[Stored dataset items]
>>>

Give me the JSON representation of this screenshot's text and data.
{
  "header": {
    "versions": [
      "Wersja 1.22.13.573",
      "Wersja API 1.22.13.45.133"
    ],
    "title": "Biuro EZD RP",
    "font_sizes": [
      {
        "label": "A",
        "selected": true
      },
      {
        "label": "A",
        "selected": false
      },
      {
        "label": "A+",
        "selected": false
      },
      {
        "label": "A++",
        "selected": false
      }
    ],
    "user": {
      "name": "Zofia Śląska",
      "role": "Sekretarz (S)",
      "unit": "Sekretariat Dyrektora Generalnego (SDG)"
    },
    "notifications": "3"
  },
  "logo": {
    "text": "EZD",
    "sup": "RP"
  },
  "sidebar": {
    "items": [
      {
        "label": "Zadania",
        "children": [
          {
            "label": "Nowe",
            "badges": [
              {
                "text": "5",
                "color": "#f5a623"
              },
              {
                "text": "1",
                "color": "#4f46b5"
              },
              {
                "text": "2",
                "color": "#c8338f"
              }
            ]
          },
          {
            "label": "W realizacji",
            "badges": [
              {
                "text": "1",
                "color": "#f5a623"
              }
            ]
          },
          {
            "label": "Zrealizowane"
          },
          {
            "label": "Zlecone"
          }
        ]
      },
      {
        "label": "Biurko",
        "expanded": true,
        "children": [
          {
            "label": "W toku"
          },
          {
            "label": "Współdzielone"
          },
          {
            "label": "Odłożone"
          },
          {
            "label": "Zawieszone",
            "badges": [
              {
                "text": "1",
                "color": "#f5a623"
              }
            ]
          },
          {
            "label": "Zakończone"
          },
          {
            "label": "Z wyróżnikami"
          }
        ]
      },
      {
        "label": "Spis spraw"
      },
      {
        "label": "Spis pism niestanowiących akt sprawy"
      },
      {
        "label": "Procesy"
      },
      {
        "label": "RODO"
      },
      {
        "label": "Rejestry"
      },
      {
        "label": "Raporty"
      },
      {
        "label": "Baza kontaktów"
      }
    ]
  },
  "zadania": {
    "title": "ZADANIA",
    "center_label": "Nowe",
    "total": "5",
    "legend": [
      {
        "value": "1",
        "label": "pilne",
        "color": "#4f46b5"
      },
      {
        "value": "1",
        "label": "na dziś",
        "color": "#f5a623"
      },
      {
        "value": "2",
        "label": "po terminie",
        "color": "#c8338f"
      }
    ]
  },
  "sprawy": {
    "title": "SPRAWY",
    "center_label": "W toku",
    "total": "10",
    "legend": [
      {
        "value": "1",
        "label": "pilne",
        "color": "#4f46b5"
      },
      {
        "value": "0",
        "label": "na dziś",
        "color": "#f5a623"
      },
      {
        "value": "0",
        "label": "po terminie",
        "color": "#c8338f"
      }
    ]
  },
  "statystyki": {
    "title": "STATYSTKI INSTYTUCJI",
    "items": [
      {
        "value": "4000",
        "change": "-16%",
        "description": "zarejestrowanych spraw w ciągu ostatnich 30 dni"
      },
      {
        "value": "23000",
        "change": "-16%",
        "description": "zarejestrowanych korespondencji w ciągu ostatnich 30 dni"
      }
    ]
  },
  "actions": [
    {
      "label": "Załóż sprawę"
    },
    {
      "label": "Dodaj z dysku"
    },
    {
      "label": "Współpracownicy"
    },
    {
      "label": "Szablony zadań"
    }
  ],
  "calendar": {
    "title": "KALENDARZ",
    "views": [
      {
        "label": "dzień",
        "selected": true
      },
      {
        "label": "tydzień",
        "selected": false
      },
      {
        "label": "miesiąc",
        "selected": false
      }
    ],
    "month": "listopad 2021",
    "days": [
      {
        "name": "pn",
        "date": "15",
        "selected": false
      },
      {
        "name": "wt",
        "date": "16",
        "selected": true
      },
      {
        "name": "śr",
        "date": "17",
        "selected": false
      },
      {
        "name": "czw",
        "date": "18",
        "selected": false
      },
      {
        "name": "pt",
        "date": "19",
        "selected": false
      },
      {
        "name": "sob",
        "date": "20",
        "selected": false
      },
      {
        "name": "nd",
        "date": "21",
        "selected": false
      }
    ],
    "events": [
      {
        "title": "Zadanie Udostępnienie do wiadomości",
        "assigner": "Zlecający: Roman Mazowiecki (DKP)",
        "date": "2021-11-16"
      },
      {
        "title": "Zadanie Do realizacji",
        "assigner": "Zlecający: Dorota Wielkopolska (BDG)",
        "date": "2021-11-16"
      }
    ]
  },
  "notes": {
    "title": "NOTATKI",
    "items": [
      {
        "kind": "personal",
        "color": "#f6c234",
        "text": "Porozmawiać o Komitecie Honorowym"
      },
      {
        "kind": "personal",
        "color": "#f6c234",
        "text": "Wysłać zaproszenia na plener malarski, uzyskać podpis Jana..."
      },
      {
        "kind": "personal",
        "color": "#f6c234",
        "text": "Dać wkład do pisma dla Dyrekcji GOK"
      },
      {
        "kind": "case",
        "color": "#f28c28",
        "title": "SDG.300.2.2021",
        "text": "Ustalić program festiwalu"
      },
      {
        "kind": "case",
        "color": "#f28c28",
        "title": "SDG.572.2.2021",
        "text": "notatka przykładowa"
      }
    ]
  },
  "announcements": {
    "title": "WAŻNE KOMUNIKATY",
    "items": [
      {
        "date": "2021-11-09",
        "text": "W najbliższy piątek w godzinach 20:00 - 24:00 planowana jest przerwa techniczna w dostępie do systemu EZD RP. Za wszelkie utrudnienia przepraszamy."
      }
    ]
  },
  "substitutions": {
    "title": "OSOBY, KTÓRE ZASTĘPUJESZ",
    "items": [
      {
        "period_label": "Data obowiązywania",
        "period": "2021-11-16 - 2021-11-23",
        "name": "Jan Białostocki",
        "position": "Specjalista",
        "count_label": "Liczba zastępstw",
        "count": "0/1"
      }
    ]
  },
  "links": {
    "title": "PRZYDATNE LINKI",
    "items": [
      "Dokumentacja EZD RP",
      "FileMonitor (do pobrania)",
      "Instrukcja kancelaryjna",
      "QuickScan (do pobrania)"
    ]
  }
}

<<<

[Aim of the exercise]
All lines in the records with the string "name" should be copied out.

[Reply]
      "name": "Zofia Śląska",
        "name": "pn",
        "name": "wt",
        "name": "śr",
        "name": "czw",
        "name": "pt",
        "name": "sob",
        "name": "nd",
        "name": "Jan Białostocki",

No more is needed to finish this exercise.